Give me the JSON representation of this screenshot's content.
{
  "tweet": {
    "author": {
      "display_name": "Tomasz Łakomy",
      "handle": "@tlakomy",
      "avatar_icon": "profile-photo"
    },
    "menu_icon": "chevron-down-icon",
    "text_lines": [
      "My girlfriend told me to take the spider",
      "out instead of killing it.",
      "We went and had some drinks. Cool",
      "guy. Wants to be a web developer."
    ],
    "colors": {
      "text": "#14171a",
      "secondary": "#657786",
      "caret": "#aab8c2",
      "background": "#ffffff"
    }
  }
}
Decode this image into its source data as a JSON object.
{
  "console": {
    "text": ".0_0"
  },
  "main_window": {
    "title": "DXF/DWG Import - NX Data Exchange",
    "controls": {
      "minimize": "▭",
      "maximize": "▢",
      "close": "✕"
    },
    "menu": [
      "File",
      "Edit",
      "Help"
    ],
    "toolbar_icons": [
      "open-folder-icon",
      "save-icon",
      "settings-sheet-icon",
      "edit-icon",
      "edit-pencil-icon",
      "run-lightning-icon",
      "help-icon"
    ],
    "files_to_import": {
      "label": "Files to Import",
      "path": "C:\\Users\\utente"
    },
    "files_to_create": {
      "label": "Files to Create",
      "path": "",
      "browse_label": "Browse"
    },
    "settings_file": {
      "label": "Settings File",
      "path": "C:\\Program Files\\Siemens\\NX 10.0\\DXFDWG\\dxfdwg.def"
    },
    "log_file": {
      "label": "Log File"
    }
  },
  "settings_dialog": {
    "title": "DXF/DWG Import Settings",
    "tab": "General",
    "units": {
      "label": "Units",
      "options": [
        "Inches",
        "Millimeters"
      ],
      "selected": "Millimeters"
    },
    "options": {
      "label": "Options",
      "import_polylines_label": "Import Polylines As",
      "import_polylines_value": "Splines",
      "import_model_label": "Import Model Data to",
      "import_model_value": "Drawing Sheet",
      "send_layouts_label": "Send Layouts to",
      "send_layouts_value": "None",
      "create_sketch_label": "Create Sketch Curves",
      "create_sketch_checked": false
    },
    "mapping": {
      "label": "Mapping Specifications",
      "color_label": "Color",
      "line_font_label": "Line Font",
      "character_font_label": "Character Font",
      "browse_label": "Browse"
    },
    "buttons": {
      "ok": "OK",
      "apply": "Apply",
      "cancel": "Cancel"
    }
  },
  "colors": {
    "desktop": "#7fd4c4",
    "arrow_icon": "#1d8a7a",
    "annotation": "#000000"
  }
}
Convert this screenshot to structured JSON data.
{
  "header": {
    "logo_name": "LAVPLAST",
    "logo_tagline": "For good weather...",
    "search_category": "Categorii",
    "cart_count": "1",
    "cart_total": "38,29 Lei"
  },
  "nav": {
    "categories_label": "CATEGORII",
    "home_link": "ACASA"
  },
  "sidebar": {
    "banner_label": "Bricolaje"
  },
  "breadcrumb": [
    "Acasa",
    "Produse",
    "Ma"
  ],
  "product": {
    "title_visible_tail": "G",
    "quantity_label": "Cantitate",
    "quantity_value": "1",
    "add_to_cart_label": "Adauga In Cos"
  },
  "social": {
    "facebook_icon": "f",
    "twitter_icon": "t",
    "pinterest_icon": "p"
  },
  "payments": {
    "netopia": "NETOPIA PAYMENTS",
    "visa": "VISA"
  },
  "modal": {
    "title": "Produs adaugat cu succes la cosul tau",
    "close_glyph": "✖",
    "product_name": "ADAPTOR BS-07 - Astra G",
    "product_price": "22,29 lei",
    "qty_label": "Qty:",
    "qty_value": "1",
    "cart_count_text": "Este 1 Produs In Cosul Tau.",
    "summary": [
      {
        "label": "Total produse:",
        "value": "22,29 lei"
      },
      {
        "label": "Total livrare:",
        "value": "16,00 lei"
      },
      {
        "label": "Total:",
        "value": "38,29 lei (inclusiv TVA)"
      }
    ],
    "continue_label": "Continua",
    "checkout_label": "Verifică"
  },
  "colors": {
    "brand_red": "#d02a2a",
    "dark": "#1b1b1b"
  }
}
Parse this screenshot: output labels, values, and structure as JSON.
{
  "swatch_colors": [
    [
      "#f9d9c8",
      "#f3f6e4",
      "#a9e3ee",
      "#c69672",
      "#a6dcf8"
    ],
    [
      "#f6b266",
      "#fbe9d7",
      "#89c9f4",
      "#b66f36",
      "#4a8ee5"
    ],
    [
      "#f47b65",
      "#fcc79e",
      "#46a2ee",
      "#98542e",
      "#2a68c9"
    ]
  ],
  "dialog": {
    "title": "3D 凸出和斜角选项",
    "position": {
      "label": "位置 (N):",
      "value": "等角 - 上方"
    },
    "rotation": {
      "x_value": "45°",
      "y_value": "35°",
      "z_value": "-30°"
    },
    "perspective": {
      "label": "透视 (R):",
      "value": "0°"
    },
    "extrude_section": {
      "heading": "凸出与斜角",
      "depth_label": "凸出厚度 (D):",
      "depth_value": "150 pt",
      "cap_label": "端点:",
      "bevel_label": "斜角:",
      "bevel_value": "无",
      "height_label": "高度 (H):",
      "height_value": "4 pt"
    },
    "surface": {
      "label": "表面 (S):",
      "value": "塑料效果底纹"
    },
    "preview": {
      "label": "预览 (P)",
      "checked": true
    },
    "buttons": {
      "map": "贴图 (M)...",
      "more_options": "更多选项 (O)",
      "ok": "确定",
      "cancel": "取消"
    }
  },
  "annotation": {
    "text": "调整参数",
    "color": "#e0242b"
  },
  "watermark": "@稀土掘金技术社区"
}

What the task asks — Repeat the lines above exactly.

Answer box —
Give me the JSON representation of this screenshot's content.
{
  "tweet": {
    "author": {
      "display_name": "Tomasz Łakomy",
      "handle": "@tlakomy",
      "avatar_icon": "profile-photo"
    },
    "menu_icon": "chevron-down-icon",
    "text_lines": [
      "My girlfriend told me to take the spider",
      "out instead of killing it.",
      "We went and had some drinks. Cool",
      "guy. Wants to be a web developer."
    ],
    "colors": {
      "text": "#14171a",
      "secondary": "#657786",
      "caret": "#aab8c2",
      "background": "#ffffff"
    }
  }
}
Decode this image into its source data as a JSON object.
{
  "console": {
    "text": ".0_0"
  },
  "main_window": {
    "title": "DXF/DWG Import - NX Data Exchange",
    "controls": {
      "minimize": "▭",
      "maximize": "▢",
      "close": "✕"
    },
    "menu": [
      "File",
      "Edit",
      "Help"
    ],
    "toolbar_icons": [
      "open-folder-icon",
      "save-icon",
      "settings-sheet-icon",
      "edit-icon",
      "edit-pencil-icon",
      "run-lightning-icon",
      "help-icon"
    ],
    "files_to_import": {
      "label": "Files to Import",
      "path": "C:\\Users\\utente"
    },
    "files_to_create": {
      "label": "Files to Create",
      "path": "",
      "browse_label": "Browse"
    },
    "settings_file": {
      "label": "Settings File",
      "path": "C:\\Program Files\\Siemens\\NX 10.0\\DXFDWG\\dxfdwg.def"
    },
    "log_file": {
      "label": "Log File"
    }
  },
  "settings_dialog": {
    "title": "DXF/DWG Import Settings",
    "tab": "General",
    "units": {
      "label": "Units",
      "options": [
        "Inches",
        "Millimeters"
      ],
      "selected": "Millimeters"
    },
    "options": {
      "label": "Options",
      "import_polylines_label": "Import Polylines As",
      "import_polylines_value": "Splines",
      "import_model_label": "Import Model Data to",
      "import_model_value": "Drawing Sheet",
      "send_layouts_label": "Send Layouts to",
      "send_layouts_value": "None",
      "create_sketch_label": "Create Sketch Curves",
      "create_sketch_checked": false
    },
    "mapping": {
      "label": "Mapping Specifications",
      "color_label": "Color",
      "line_font_label": "Line Font",
      "character_font_label": "Character Font",
      "browse_label": "Browse"
    },
    "buttons": {
      "ok": "OK",
      "apply": "Apply",
      "cancel": "Cancel"
    }
  },
  "colors": {
    "desktop": "#7fd4c4",
    "arrow_icon": "#1d8a7a",
    "annotation": "#000000"
  }
}
Convert this screenshot to structured JSON data.
{
  "header": {
    "logo_name": "LAVPLAST",
    "logo_tagline": "For good weather...",
    "search_category": "Categorii",
    "cart_count": "1",
    "cart_total": "38,29 Lei"
  },
  "nav": {
    "categories_label": "CATEGORII",
    "home_link": "ACASA"
  },
  "sidebar": {
    "banner_label": "Bricolaje"
  },
  "breadcrumb": [
    "Acasa",
    "Produse",
    "Ma"
  ],
  "product": {
    "title_visible_tail": "G",
    "quantity_label": "Cantitate",
    "quantity_value": "1",
    "add_to_cart_label": "Adauga In Cos"
  },
  "social": {
    "facebook_icon": "f",
    "twitter_icon": "t",
    "pinterest_icon": "p"
  },
  "payments": {
    "netopia": "NETOPIA PAYMENTS",
    "visa": "VISA"
  },
  "modal": {
    "title": "Produs adaugat cu succes la cosul tau",
    "close_glyph": "✖",
    "product_name": "ADAPTOR BS-07 - Astra G",
    "product_price": "22,29 lei",
    "qty_label": "Qty:",
    "qty_value": "1",
    "cart_count_text": "Este 1 Produs In Cosul Tau.",
    "summary": [
      {
        "label": "Total produse:",
        "value": "22,29 lei"
      },
      {
        "label": "Total livrare:",
        "value": "16,00 lei"
      },
      {
        "label": "Total:",
        "value": "38,29 lei (inclusiv TVA)"
      }
    ],
    "continue_label": "Continua",
    "checkout_label": "Verifică"
  },
  "colors": {
    "brand_red": "#d02a2a",
    "dark": "#1b1b1b"
  }
}
Parse this screenshot: output labels, values, and structure as JSON.
{
  "swatch_colors": [
    [
      "#f9d9c8",
      "#f3f6e4",
      "#a9e3ee",
      "#c69672",
      "#a6dcf8"
    ],
    [
      "#f6b266",
      "#fbe9d7",
      "#89c9f4",
      "#b66f36",
      "#4a8ee5"
    ],
    [
      "#f47b65",
      "#fcc79e",
      "#46a2ee",
      "#98542e",
      "#2a68c9"
    ]
  ],
  "dialog": {
    "title": "3D 凸出和斜角选项",
    "position": {
      "label": "位置 (N):",
      "value": "等角 - 上方"
    },
    "rotation": {
      "x_value": "45°",
      "y_value": "35°",
      "z_value": "-30°"
    },
    "perspective": {
      "label": "透视 (R):",
      "value": "0°"
    },
    "extrude_section": {
      "heading": "凸出与斜角",
      "depth_label": "凸出厚度 (D):",
      "depth_value": "150 pt",
      "cap_label": "端点:",
      "bevel_label": "斜角:",
      "bevel_value": "无",
      "height_label": "高度 (H):",
      "height_value": "4 pt"
    },
    "surface": {
      "label": "表面 (S):",
      "value": "塑料效果底纹"
    },
    "preview": {
      "label": "预览 (P)",
      "checked": true
    },
    "buttons": {
      "map": "贴图 (M)...",
      "more_options": "更多选项 (O)",
      "ok": "确定",
      "cancel": "取消"
    }
  },
  "annotation": {
    "text": "调整参数",
    "color": "#e0242b"
  },
  "watermark": "@稀土掘金技术社区"
}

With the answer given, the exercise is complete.